  • When encountering an ENOMEM (end of memory) error, the TCP transporter continued trying to send subsequent buffers which could result in corrupted data or checksum failures.

    We fix this by removing the ENOMEM handling from the TCP transporter, and waiting for sufficient memory to become available instead. (Bug #35700332)

  • Setup of the binary log injector sometimes deadlocked with concurrent DDL. (Bug #35673915)

  • The slow disconnection of a data node while a management server was unavailable could sometimes interfere with the rolling restart process. This became especially apparent when the cluster was hosted by NDB Operator, and the old mgmd pod did not recognize the IP address change of the restarted data node pod; this was visible as discrepancies in the output of SHOW STATUS on different management nodes.

    We fix this by making sure to clear any cached address when connecting to a data node so that the data node's new address (if any) is used instead. (Bug #35667611)

  • The maximum permissible value for the oldest restorable global checkpoint ID is MAX_INT32 (4294967295). Such an ID greater than this value causes the data node to shut down, requiring a backup and restore on a cluster started with --initial.

    Now, approximately 90 days before this limit is reached under normal usage, an appropriate warning is issued, allowing time to plan the required corrective action. (Bug #35641420)

    References: See also: Bug #35749589.

  • Transactions whose size exceeded binlog_cache_size caused duplicate warnings. (Bug #35441583)

  • NDB Cluster installation packages contained two copies of the INFO_SRC file. (Bug #35400142)

  • Table map entries for some tables were written in the binary log, even though log_replica_updates was set to OFF. (Bug #35199996)

  • The NDB source code is now formatted according to the rules used by clang-format, which it aligns it in this regard with the rest of the MySQL sources. (Bug #33517923)

  • Subscription reports were sent out too early by SUMA during a node restart, which could lead to schema inconsistencies between cluster SQL nodes. In addition, an issue with the ndbinfo restart_info table meant that restart phases for nodes that did not belong to any node group were not always reported correctly. (Bug #30930132)

  • Online table reorganization inserts rows from existing table fragments into new table fragments; then, after committing the inserted rows, it deletes the original rows.
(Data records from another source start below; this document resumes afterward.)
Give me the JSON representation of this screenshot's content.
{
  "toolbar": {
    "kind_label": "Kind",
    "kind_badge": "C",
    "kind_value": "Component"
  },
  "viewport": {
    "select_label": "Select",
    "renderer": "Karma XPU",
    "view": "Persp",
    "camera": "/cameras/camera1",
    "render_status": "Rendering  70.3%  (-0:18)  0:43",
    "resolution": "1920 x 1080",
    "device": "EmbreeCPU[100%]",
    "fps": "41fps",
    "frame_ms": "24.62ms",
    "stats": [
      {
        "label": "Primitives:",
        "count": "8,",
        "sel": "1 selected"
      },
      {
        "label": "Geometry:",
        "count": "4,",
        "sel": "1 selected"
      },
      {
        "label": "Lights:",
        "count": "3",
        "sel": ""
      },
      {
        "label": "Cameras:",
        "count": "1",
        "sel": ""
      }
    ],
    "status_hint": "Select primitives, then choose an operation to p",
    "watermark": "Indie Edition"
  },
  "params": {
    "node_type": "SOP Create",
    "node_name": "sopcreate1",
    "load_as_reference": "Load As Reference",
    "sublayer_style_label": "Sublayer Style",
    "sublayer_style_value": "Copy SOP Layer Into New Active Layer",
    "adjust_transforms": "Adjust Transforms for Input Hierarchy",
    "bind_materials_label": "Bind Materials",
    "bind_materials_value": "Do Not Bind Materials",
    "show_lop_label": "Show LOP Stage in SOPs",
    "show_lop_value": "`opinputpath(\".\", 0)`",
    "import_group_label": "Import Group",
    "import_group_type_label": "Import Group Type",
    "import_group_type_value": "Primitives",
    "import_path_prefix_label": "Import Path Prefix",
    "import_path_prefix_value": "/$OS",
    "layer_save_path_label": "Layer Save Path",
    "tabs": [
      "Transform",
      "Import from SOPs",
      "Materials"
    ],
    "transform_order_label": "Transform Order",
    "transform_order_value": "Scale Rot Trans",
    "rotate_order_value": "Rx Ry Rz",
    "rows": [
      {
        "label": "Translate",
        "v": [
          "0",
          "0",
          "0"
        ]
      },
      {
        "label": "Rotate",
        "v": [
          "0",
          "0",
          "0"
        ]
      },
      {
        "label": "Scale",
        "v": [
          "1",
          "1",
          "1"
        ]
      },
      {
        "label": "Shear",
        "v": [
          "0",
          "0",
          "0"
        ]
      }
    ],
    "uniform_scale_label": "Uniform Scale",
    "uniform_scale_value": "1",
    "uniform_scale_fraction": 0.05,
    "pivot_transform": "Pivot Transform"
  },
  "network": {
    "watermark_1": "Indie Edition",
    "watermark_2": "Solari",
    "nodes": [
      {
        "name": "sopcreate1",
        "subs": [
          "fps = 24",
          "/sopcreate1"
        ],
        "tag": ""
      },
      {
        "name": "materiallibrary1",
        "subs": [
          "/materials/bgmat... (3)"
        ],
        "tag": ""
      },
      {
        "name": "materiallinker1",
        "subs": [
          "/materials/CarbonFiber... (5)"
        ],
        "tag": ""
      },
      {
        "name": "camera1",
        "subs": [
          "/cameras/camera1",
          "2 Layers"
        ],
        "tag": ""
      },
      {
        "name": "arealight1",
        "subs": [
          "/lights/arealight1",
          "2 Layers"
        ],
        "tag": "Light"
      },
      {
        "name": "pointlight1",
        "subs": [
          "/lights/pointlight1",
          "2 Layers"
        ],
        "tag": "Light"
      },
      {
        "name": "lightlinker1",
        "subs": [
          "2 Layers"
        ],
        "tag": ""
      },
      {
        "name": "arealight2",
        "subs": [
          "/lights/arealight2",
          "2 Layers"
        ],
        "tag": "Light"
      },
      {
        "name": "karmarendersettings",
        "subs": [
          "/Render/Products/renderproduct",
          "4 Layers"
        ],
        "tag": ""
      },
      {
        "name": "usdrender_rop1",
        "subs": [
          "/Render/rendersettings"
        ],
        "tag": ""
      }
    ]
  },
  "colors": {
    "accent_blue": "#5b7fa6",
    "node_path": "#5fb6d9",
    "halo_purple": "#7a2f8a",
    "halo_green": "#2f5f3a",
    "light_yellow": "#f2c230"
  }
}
It was found that the inserts caused SUMA triggers to fire, and binary logging to occur, which led to the following issues:

    • Inconsistent behavior, since DDL is generally logged as one or more statements, if at all, rather than by row-level effect.

    • It was incorrect, since only writes were logged, but not deletes.

    • It was unsafe since tables with blobs did not receive associated the row changes required to form valid binary log events.

    • It used CPU and other resources needlessly.

    For tables with no blob columns, this was primarily a performance issue; for tables having blob columns, it was possible for this behavior to result in unplanned shutdowns of mysqld processes performing binary logging and perhaps even data corruption downstream. (Bug #19912988)

    References: See also: Bug #16028096, Bug #34843617.

  • NDB API events are buffered to match the rates of production and consumption by user code. When the maximum size set to avoid unbounded memory usage when the rate is mismatched for an extended time was reached, event buffering stopped until the buffer usage dropped below a lower threshold; this manifested as an inability to find the container for latest epoch in when handling NODE_FAILREP events. To fix this problem, we add a TE_OUT_OF_MEMORY event to the buffer to inform the consumer that there may be missing events.